RX for Emotional Health

Meta-cognition means to think about one’s thinking. When was the last time you took pause to ask yourself why you think the way that you do? Why do you have a particular thought? When we become aware of the root of our feelings our self-understanding deepens. Through meta-cognition we can begin to decipher where fear and anxiety contribute to our lack of peace and create “dis” ease—literally and figuratively. 

How is it that we don’t know ourselves? Have I not lived with myself for the span of my life? 

We live in an era where downtown is filled with mind-numbing activities, TV, Internet, movies, etc…and so we do not often reflect on our own thinking. 

How do we combat this “dis” ease of living out of touch with ourselves? How do we live in accordance with who we are? 

Like anything, learning to read, riding a bike, mastering a new recipe—it takes time. We must practice knowing ourselves. We must spend time with ourselves learning to meta-cognate on our thinking. 

Discover what you really want. Become your authentic self! Be happy. Be free. Practice--try sitting still and looking deep within. 

Try to understand where your thoughts originate. Where did I get the idea that I am not enough? When you find the root of your own self-negativity, try replacing those thoughts with these uplifting aspirations:

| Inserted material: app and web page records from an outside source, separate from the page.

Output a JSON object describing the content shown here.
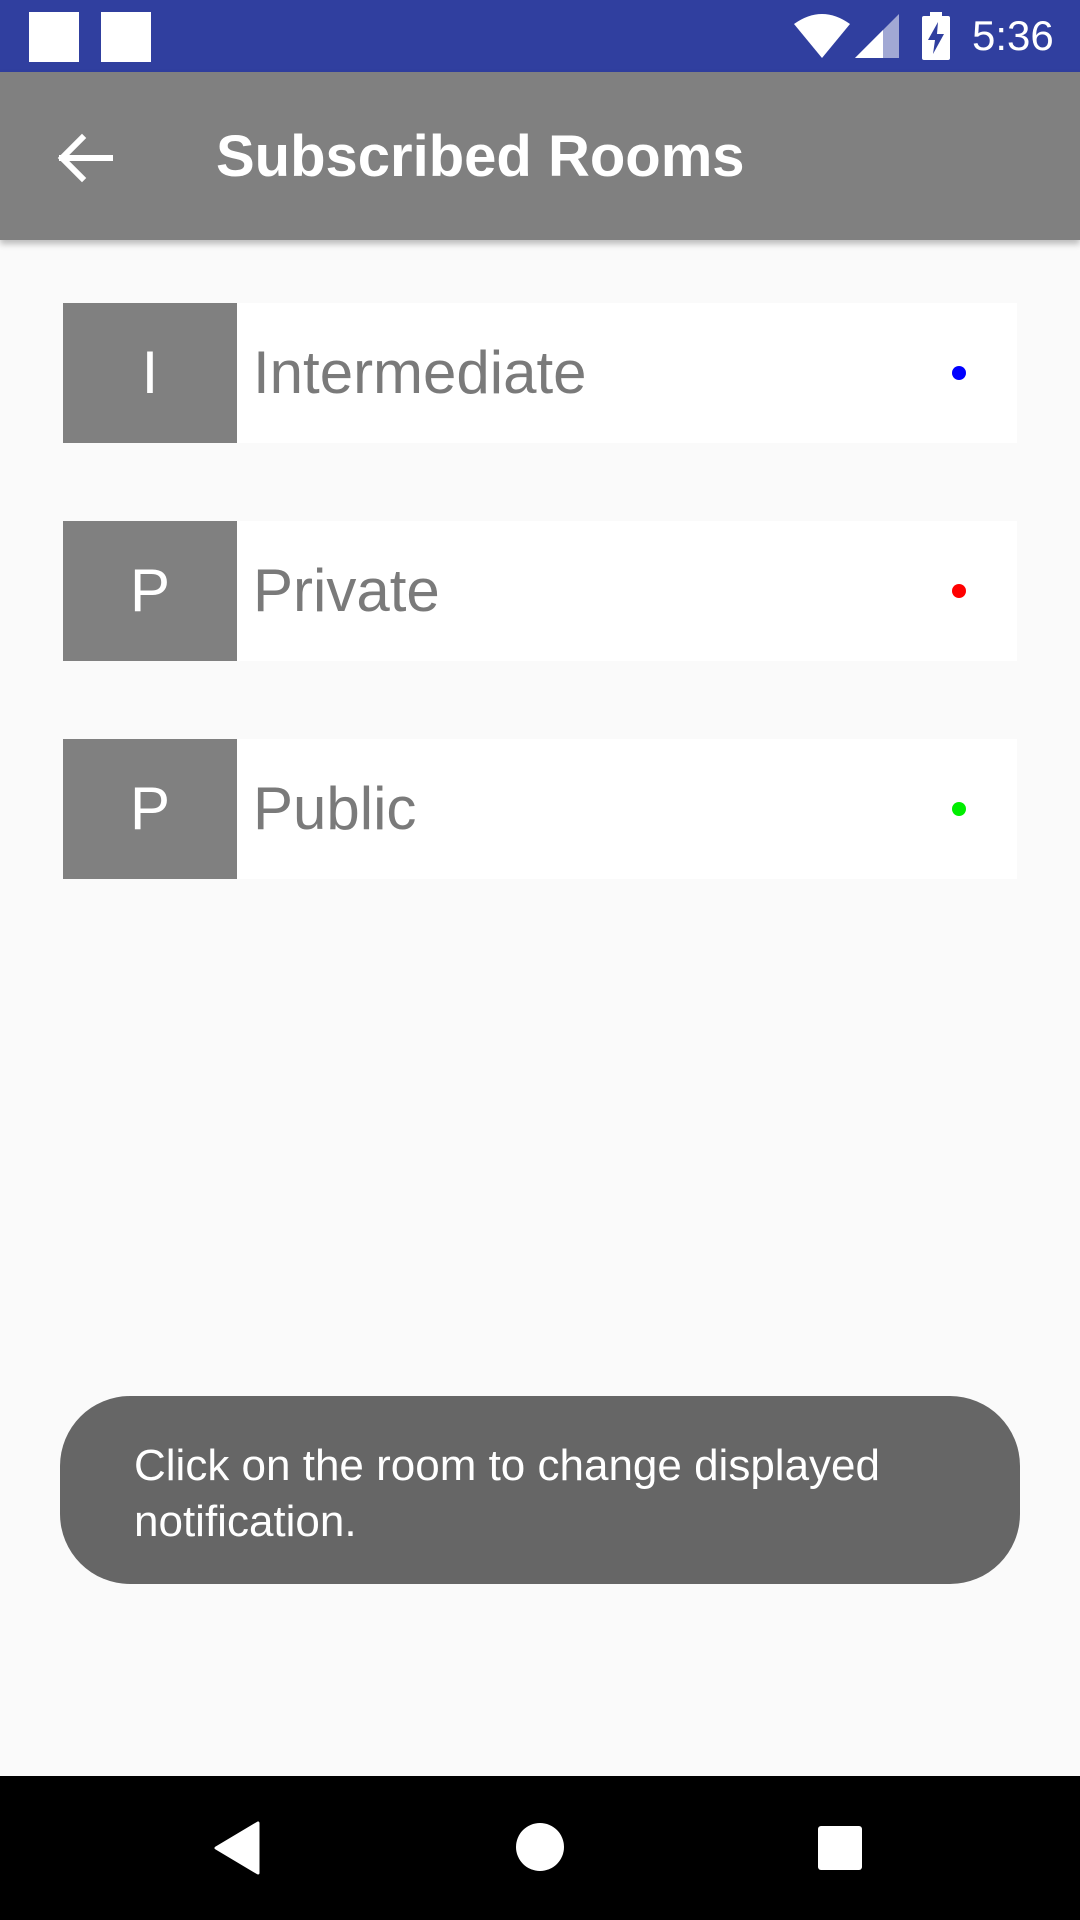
{
  "status_bar": {
    "time": "5:36",
    "icons": [
      "notification-square-icon",
      "notification-square-icon",
      "wifi-icon",
      "signal-icon",
      "battery-charging-icon"
    ]
  },
  "app_bar": {
    "title": "Subscribed Rooms",
    "back_icon": "arrow-left-icon"
  },
  "rooms": [
    {
      "initial": "I",
      "name": "Intermediate",
      "dot_color": "#0000ff"
    },
    {
      "initial": "P",
      "name": "Private",
      "dot_color": "#ff0000"
    },
    {
      "initial": "P",
      "name": "Public",
      "dot_color": "#00ee00"
    }
  ],
  "toast": {
    "message": "Click on the room to change displayed notification."
  },
  "nav_bar": {
    "icons": [
      "nav-back-icon",
      "nav-home-icon",
      "nav-recents-icon"
    ]
  },
  "colors": {
    "status_bar": "#303f9f",
    "app_bar": "#808080",
    "background": "#fafafa",
    "toast": "#666666"
  }
}
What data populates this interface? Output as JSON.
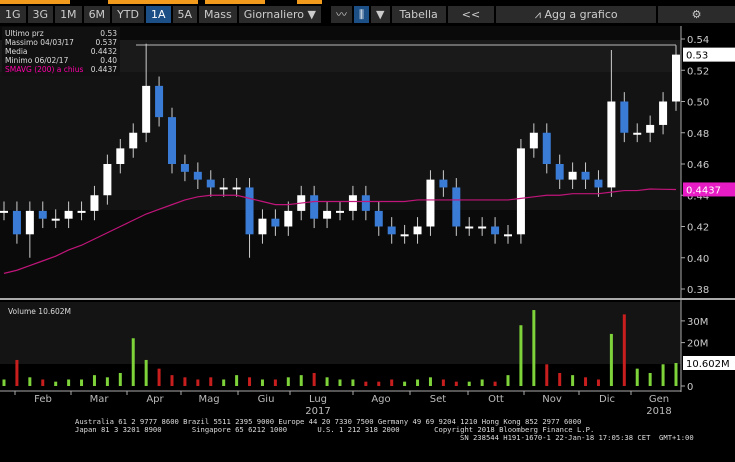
{
  "toolbar": {
    "periods": [
      "1G",
      "3G",
      "1M",
      "6M",
      "YTD",
      "1A",
      "5A"
    ],
    "active_period": "1A",
    "mass": "Mass",
    "frequency": "Giornaliero",
    "table": "Tabella",
    "collapse": "<<",
    "add_to_chart": "Agg a grafico"
  },
  "legend": {
    "rows": [
      {
        "label": "Ultimo prz",
        "value": "0.53"
      },
      {
        "label": "Massimo 04/03/17",
        "value": "0.537"
      },
      {
        "label": "Media",
        "value": "0.4432"
      },
      {
        "label": "Minimo 06/02/17",
        "value": "0.40"
      },
      {
        "label": "SMAVG (200) a chius",
        "value": "0.4437"
      }
    ],
    "volume_label": "Volume",
    "volume_value": "10.602M"
  },
  "colors": {
    "up": "#ffffff",
    "down": "#3a7bd5",
    "smavg": "#c0157a",
    "vol_up": "#7ed33a",
    "vol_down": "#c81e1e",
    "last_tag": "#e81cc4"
  },
  "chart_data": {
    "type": "candlestick",
    "price_axis": {
      "ticks": [
        "0.54",
        "0.52",
        "0.50",
        "0.48",
        "0.46",
        "0.44",
        "0.42",
        "0.40",
        "0.38"
      ],
      "ylim": [
        0.375,
        0.545
      ],
      "last_price_tag": "0.53",
      "smavg_tag": "0.4437"
    },
    "volume_axis": {
      "ticks": [
        "30M",
        "20M",
        "0"
      ],
      "ylim": [
        0,
        37
      ],
      "last_tag": "10.602M"
    },
    "months": [
      "Feb",
      "Mar",
      "Apr",
      "Mag",
      "Giu",
      "Lug",
      "Ago",
      "Set",
      "Ott",
      "Nov",
      "Dic",
      "Gen"
    ],
    "years": [
      "2017",
      "2018"
    ],
    "start_date": "2017-01-23",
    "interval": "weekly (approx.)",
    "close": [
      0.43,
      0.415,
      0.43,
      0.425,
      0.425,
      0.43,
      0.43,
      0.44,
      0.46,
      0.47,
      0.48,
      0.51,
      0.49,
      0.46,
      0.455,
      0.45,
      0.445,
      0.445,
      0.445,
      0.415,
      0.425,
      0.42,
      0.43,
      0.44,
      0.425,
      0.43,
      0.43,
      0.44,
      0.43,
      0.42,
      0.415,
      0.415,
      0.42,
      0.45,
      0.445,
      0.42,
      0.42,
      0.42,
      0.415,
      0.415,
      0.47,
      0.48,
      0.46,
      0.45,
      0.455,
      0.45,
      0.445,
      0.5,
      0.48,
      0.48,
      0.485,
      0.5,
      0.53
    ],
    "high_overrides": {
      "11": 0.537,
      "47": 0.533
    },
    "low_overrides": {
      "2": 0.4,
      "19": 0.4
    },
    "smavg200": [
      0.39,
      0.392,
      0.395,
      0.398,
      0.401,
      0.405,
      0.408,
      0.412,
      0.416,
      0.42,
      0.424,
      0.428,
      0.431,
      0.434,
      0.437,
      0.439,
      0.44,
      0.44,
      0.44,
      0.438,
      0.436,
      0.434,
      0.434,
      0.435,
      0.436,
      0.436,
      0.436,
      0.436,
      0.436,
      0.436,
      0.436,
      0.436,
      0.437,
      0.437,
      0.437,
      0.437,
      0.437,
      0.437,
      0.437,
      0.437,
      0.438,
      0.439,
      0.44,
      0.44,
      0.441,
      0.441,
      0.441,
      0.442,
      0.443,
      0.443,
      0.444,
      0.4438,
      0.4437
    ],
    "volume_m": [
      3,
      12,
      4,
      3,
      2,
      3,
      3,
      5,
      4,
      6,
      22,
      12,
      8,
      5,
      4,
      3,
      4,
      3,
      5,
      4,
      3,
      3,
      4,
      5,
      6,
      4,
      3,
      3,
      2,
      2,
      3,
      2,
      3,
      4,
      3,
      2,
      2,
      3,
      2,
      5,
      28,
      35,
      10,
      6,
      5,
      4,
      3,
      24,
      33,
      8,
      6,
      10,
      10.602
    ]
  },
  "footer": {
    "line1": "Australia 61 2 9777 8600 Brazil 5511 2395 9000 Europe 44 20 7330 7500 Germany 49 69 9204 1210 Hong Kong 852 2977 6000",
    "line2": "Japan 81 3 3201 8900       Singapore 65 6212 1000       U.S. 1 212 318 2000        Copyright 2018 Bloomberg Finance L.P.",
    "line3": "SN 238544 H191-1670-1 22-Jan-18 17:05:38 CET  GMT+1:00"
  }
}
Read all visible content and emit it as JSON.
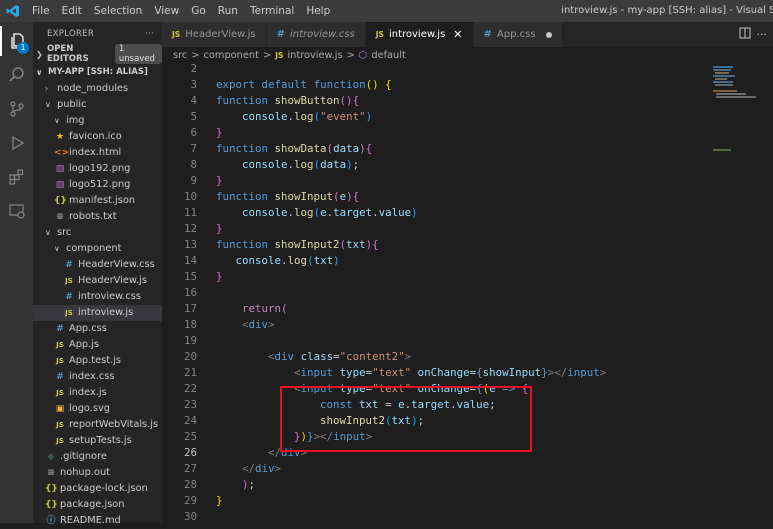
{
  "titlebar": {
    "menu": [
      "File",
      "Edit",
      "Selection",
      "View",
      "Go",
      "Run",
      "Terminal",
      "Help"
    ],
    "window_title": "introview.js - my-app [SSH: alias] - Visual Studio"
  },
  "activity": {
    "badge": "1"
  },
  "sidebar": {
    "header": "EXPLORER",
    "more": "···",
    "open_editors": "OPEN EDITORS",
    "unsaved": "1 unsaved",
    "root": "MY-APP [SSH: ALIAS]",
    "items": [
      {
        "label": "node_modules",
        "icon": "chevron-right",
        "indent": 0
      },
      {
        "label": "public",
        "icon": "chevron-down",
        "indent": 0
      },
      {
        "label": "img",
        "icon": "chevron-down",
        "indent": 1
      },
      {
        "label": "favicon.ico",
        "icon": "star",
        "indent": 1
      },
      {
        "label": "index.html",
        "icon": "html",
        "indent": 1
      },
      {
        "label": "logo192.png",
        "icon": "image",
        "indent": 1
      },
      {
        "label": "logo512.png",
        "icon": "image",
        "indent": 1
      },
      {
        "label": "manifest.json",
        "icon": "json",
        "indent": 1
      },
      {
        "label": "robots.txt",
        "icon": "text",
        "indent": 1
      },
      {
        "label": "src",
        "icon": "chevron-down",
        "indent": 0
      },
      {
        "label": "component",
        "icon": "chevron-down",
        "indent": 1
      },
      {
        "label": "HeaderView.css",
        "icon": "css",
        "indent": 2
      },
      {
        "label": "HeaderView.js",
        "icon": "js",
        "indent": 2
      },
      {
        "label": "introview.css",
        "icon": "css",
        "indent": 2
      },
      {
        "label": "introview.js",
        "icon": "js",
        "indent": 2,
        "selected": true
      },
      {
        "label": "App.css",
        "icon": "css",
        "indent": 1
      },
      {
        "label": "App.js",
        "icon": "js",
        "indent": 1
      },
      {
        "label": "App.test.js",
        "icon": "js",
        "indent": 1
      },
      {
        "label": "index.css",
        "icon": "css",
        "indent": 1
      },
      {
        "label": "index.js",
        "icon": "js",
        "indent": 1
      },
      {
        "label": "logo.svg",
        "icon": "svg",
        "indent": 1
      },
      {
        "label": "reportWebVitals.js",
        "icon": "js",
        "indent": 1
      },
      {
        "label": "setupTests.js",
        "icon": "js",
        "indent": 1
      },
      {
        "label": ".gitignore",
        "icon": "git",
        "indent": 0
      },
      {
        "label": "nohup.out",
        "icon": "text",
        "indent": 0
      },
      {
        "label": "package-lock.json",
        "icon": "json",
        "indent": 0
      },
      {
        "label": "package.json",
        "icon": "json",
        "indent": 0
      },
      {
        "label": "README.md",
        "icon": "info",
        "indent": 0
      }
    ]
  },
  "tabs": [
    {
      "label": "HeaderView.js",
      "icon": "JS",
      "italic": false,
      "active": false
    },
    {
      "label": "introview.css",
      "icon": "#",
      "italic": true,
      "active": false
    },
    {
      "label": "introview.js",
      "icon": "JS",
      "italic": false,
      "active": true
    },
    {
      "label": "App.css",
      "icon": "#",
      "italic": false,
      "active": false,
      "dirty": true
    }
  ],
  "breadcrumb": [
    "src",
    ">",
    "component",
    ">",
    "JS",
    "introview.js",
    ">",
    "default"
  ],
  "editor": {
    "current_line": 26,
    "lines": [
      {
        "n": 2,
        "html": ""
      },
      {
        "n": 3,
        "html": "<span class='k'>export</span> <span class='k'>default</span> <span class='k'>function</span><span class='b1'>()</span> <span class='b1'>{</span>"
      },
      {
        "n": 4,
        "html": "<span class='k'>function</span> <span class='f'>showButton</span><span class='b2'>()</span><span class='b2'>{</span>"
      },
      {
        "n": 5,
        "html": "    <span class='v'>console</span>.<span class='f'>log</span><span class='b3'>(</span><span class='s'>\"event\"</span><span class='b3'>)</span>"
      },
      {
        "n": 6,
        "html": "<span class='b2'>}</span>"
      },
      {
        "n": 7,
        "html": "<span class='k'>function</span> <span class='f'>showData</span><span class='b2'>(</span><span class='v'>data</span><span class='b2'>)</span><span class='b2'>{</span>"
      },
      {
        "n": 8,
        "html": "    <span class='v'>console</span>.<span class='f'>log</span><span class='b3'>(</span><span class='v'>data</span><span class='b3'>)</span>;"
      },
      {
        "n": 9,
        "html": "<span class='b2'>}</span>"
      },
      {
        "n": 10,
        "html": "<span class='k'>function</span> <span class='f'>showInput</span><span class='b2'>(</span><span class='v'>e</span><span class='b2'>)</span><span class='b2'>{</span>"
      },
      {
        "n": 11,
        "html": "    <span class='v'>console</span>.<span class='f'>log</span><span class='b3'>(</span><span class='v'>e</span>.<span class='v'>target</span>.<span class='v'>value</span><span class='b3'>)</span>"
      },
      {
        "n": 12,
        "html": "<span class='b2'>}</span>"
      },
      {
        "n": 13,
        "html": "<span class='k'>function</span> <span class='f'>showInput2</span><span class='b2'>(</span><span class='v'>txt</span><span class='b2'>)</span><span class='b2'>{</span>"
      },
      {
        "n": 14,
        "html": "   <span class='v'>console</span>.<span class='f'>log</span><span class='b3'>(</span><span class='v'>txt</span><span class='b3'>)</span>"
      },
      {
        "n": 15,
        "html": "<span class='b2'>}</span>"
      },
      {
        "n": 16,
        "html": ""
      },
      {
        "n": 17,
        "html": "    <span class='c'>return</span><span class='b2'>(</span>"
      },
      {
        "n": 18,
        "html": "    <span class='t'>&lt;</span><span class='k'>div</span><span class='t'>&gt;</span>"
      },
      {
        "n": 19,
        "html": ""
      },
      {
        "n": 20,
        "html": "        <span class='t'>&lt;</span><span class='k'>div</span> <span class='v'>class</span><span class='p'>=</span><span class='s'>\"content2\"</span><span class='t'>&gt;</span>"
      },
      {
        "n": 21,
        "html": "            <span class='t'>&lt;</span><span class='k'>input</span> <span class='v'>type</span><span class='p'>=</span><span class='s'>\"text\"</span> <span class='v'>onChange</span><span class='p'>=</span><span class='k'>{</span><span class='v'>showInput</span><span class='k'>}</span><span class='t'>&gt;&lt;/</span><span class='k'>input</span><span class='t'>&gt;</span>"
      },
      {
        "n": 22,
        "html": "            <span class='t'>&lt;</span><span class='k'>input</span> <span class='v'>type</span><span class='p'>=</span><span class='s'>\"text\"</span> <span class='v'>onChange</span><span class='p'>=</span><span class='k'>{</span><span class='b1'>(</span><span class='v'>e</span> <span class='k'>=&gt;</span> <span class='b2'>{</span>"
      },
      {
        "n": 23,
        "html": "                <span class='k'>const</span> <span class='v'>txt</span> = <span class='v'>e</span>.<span class='v'>target</span>.<span class='v'>value</span>;"
      },
      {
        "n": 24,
        "html": "                <span class='f'>showInput2</span><span class='b3'>(</span><span class='v'>txt</span><span class='b3'>)</span>;"
      },
      {
        "n": 25,
        "html": "            <span class='b2'>}</span><span class='b1'>)</span><span class='k'>}</span><span class='t'>&gt;&lt;/</span><span class='k'>input</span><span class='t'>&gt;</span>"
      },
      {
        "n": 26,
        "html": "        <span class='t'>&lt;/</span><span class='k'>div</span><span class='t'>&gt;</span>"
      },
      {
        "n": 27,
        "html": "    <span class='t'>&lt;/</span><span class='k'>div</span><span class='t'>&gt;</span>"
      },
      {
        "n": 28,
        "html": "    <span class='b2'>)</span>;"
      },
      {
        "n": 29,
        "html": "<span class='b1'>}</span>"
      },
      {
        "n": 30,
        "html": ""
      }
    ]
  },
  "colors": {
    "accent": "#007acc",
    "highlight_box": "#e81123"
  }
}
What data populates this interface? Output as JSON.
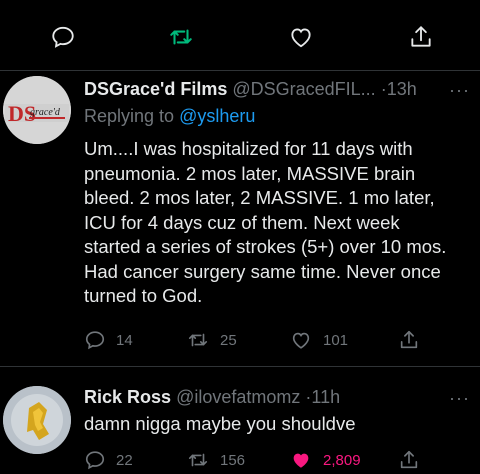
{
  "top_actions": [
    "reply-icon",
    "retweet-icon",
    "like-icon",
    "share-icon"
  ],
  "colors": {
    "accent_blue": "#1d9bf0",
    "retweet_green": "#00ba7c",
    "like_pink": "#f91880",
    "muted": "#71767b"
  },
  "tweets": [
    {
      "avatar_text": "DSgrace'd",
      "name": "DSGrace'd Films",
      "handle": "@DSGracedFIL...",
      "dot": "·",
      "time": "13h",
      "more": "···",
      "replying_prefix": "Replying to",
      "replying_handle": "@yslheru",
      "lines": [
        "Um....I was hospitalized for 11 days with",
        "pneumonia. 2 mos later, MASSIVE brain",
        "bleed. 2 mos later, 2 MASSIVE.  1 mo later,",
        "ICU for 4 days cuz of them.  Next week",
        "started a series of strokes (5+) over 10 mos.",
        "Had cancer surgery same time. Never once",
        "turned to God."
      ],
      "stats": {
        "replies": "14",
        "retweets": "25",
        "likes": "101"
      }
    },
    {
      "name": "Rick Ross",
      "handle": "@ilovefatmomz",
      "dot": "·",
      "time": "11h",
      "more": "···",
      "lines": [
        "damn nigga maybe you shouldve"
      ],
      "stats": {
        "replies": "22",
        "retweets": "156",
        "likes": "2,809"
      }
    }
  ]
}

“I aspire to think this way. I am examining my own thinking. I am in a state of meta cognition on my negative thoughts and I choose to replace them with the following aspirations: 

May I be peaceful, happy, and light in body and spirit.

May I be safe and free from injury.

May I be free from anger, afflictions, fear and anxiety.

May I learn to look at myself with eyes of understanding and love.

May I be able to recognize and touch the seeds of joy within myself.

May I learn to identify and see the sources of anger, craving and delusion in myself.

-Thich Nhat Hahn

Looking deeply in ourselves and replacing our normal thoughts with these aspirations for our day will help each of us to gain a deeper understanding of our own meta-cognition. When we can identify where our thoughts come from, we can replace them with healthier loving aspirations for ourselves.